Entries from a dataset of interfaces
== Segment start ==
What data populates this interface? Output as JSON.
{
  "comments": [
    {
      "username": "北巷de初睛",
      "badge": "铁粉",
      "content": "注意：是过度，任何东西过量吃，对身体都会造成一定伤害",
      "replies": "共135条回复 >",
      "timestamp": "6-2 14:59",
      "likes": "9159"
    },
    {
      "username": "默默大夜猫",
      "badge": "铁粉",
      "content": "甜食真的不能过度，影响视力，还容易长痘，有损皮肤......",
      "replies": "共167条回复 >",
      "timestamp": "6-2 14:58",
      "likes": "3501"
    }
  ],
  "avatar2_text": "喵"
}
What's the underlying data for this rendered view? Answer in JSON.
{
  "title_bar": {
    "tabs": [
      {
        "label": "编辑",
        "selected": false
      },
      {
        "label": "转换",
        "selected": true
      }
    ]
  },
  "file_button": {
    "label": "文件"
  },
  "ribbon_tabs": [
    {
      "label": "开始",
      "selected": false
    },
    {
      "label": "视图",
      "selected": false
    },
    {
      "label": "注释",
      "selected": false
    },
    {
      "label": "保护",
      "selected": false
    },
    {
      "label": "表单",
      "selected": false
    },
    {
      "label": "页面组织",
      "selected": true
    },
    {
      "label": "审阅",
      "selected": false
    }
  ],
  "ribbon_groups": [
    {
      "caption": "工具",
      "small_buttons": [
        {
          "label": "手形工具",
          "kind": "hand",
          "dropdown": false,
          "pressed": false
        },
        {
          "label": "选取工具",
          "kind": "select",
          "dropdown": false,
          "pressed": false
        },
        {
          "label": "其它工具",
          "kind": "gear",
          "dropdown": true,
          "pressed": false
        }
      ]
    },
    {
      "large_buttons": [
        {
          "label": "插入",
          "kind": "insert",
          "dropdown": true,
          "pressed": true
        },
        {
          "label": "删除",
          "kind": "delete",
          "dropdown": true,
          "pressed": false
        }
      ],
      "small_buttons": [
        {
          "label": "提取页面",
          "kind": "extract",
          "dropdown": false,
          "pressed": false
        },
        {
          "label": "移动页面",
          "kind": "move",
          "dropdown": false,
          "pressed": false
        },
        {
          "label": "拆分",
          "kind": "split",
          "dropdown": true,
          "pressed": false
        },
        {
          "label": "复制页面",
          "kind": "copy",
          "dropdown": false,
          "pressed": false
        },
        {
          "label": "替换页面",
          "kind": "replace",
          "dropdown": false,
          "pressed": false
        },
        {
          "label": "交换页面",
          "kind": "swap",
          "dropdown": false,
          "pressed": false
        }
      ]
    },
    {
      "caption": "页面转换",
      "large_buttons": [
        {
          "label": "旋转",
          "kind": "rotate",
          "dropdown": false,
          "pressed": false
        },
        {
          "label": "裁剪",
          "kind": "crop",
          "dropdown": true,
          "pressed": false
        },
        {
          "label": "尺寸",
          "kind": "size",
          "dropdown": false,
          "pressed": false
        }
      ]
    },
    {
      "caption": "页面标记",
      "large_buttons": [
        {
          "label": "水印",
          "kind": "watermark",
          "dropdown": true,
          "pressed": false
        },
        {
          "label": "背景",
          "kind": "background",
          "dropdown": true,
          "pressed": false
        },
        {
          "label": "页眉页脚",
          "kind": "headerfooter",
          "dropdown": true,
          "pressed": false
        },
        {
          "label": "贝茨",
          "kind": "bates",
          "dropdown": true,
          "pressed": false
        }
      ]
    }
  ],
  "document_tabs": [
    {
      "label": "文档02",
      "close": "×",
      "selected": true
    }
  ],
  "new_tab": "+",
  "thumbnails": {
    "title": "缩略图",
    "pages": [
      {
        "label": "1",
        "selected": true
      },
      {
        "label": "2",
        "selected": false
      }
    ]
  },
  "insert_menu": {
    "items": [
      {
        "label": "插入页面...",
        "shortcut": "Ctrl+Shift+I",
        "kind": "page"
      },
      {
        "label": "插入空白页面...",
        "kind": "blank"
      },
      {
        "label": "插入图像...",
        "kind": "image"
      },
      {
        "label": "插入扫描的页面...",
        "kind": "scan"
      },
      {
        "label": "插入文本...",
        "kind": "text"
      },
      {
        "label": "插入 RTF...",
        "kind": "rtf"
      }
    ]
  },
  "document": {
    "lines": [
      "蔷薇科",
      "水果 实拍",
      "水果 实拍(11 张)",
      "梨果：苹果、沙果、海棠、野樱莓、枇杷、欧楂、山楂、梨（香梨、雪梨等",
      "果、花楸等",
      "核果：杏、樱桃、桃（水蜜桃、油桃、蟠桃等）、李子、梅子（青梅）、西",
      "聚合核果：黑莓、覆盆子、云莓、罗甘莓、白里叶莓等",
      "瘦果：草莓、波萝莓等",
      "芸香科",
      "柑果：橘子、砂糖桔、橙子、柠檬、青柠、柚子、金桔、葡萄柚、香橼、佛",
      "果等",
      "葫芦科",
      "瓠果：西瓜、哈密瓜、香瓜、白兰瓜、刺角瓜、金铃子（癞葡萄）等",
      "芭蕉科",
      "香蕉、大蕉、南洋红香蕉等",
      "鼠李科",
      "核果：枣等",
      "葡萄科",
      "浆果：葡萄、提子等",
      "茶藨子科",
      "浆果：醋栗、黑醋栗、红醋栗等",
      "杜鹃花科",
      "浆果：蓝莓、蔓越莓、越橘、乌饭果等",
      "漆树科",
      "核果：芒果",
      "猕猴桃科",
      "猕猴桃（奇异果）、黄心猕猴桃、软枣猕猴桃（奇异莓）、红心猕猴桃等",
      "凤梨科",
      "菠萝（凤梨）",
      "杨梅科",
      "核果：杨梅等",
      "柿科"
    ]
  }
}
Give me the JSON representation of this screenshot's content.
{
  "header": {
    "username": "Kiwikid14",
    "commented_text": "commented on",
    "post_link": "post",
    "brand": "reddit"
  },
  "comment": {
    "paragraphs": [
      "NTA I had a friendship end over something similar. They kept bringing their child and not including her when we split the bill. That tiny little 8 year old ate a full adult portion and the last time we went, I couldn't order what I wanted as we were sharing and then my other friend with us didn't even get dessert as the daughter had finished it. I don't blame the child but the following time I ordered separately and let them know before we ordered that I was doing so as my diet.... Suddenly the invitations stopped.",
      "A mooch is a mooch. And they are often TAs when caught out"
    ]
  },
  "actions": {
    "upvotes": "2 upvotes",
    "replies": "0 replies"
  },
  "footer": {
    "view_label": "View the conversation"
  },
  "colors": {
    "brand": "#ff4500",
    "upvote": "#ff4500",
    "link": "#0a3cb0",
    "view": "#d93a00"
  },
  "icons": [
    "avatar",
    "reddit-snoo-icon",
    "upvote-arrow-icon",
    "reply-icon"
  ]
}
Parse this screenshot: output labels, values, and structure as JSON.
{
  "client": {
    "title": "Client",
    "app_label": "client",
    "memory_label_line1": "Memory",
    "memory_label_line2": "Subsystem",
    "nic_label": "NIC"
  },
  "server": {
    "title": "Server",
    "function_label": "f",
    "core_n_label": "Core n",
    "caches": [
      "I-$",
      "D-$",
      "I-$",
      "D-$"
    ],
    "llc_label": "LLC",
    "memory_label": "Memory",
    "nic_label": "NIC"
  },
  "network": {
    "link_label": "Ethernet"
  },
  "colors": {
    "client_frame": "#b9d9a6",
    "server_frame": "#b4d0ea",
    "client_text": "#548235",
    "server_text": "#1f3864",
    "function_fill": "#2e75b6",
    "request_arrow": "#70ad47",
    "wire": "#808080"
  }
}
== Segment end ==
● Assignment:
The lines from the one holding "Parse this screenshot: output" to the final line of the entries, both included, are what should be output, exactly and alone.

● Solution:
Parse this screenshot: output labels, values, and structure as JSON.
{
  "client": {
    "title": "Client",
    "app_label": "client",
    "memory_label_line1": "Memory",
    "memory_label_line2": "Subsystem",
    "nic_label": "NIC"
  },
  "server": {
    "title": "Server",
    "function_label": "f",
    "core_n_label": "Core n",
    "caches": [
      "I-$",
      "D-$",
      "I-$",
      "D-$"
    ],
    "llc_label": "LLC",
    "memory_label": "Memory",
    "nic_label": "NIC"
  },
  "network": {
    "link_label": "Ethernet"
  },
  "colors": {
    "client_frame": "#b9d9a6",
    "server_frame": "#b4d0ea",
    "client_text": "#548235",
    "server_text": "#1f3864",
    "function_fill": "#2e75b6",
    "request_arrow": "#70ad47",
    "wire": "#808080"
  }
}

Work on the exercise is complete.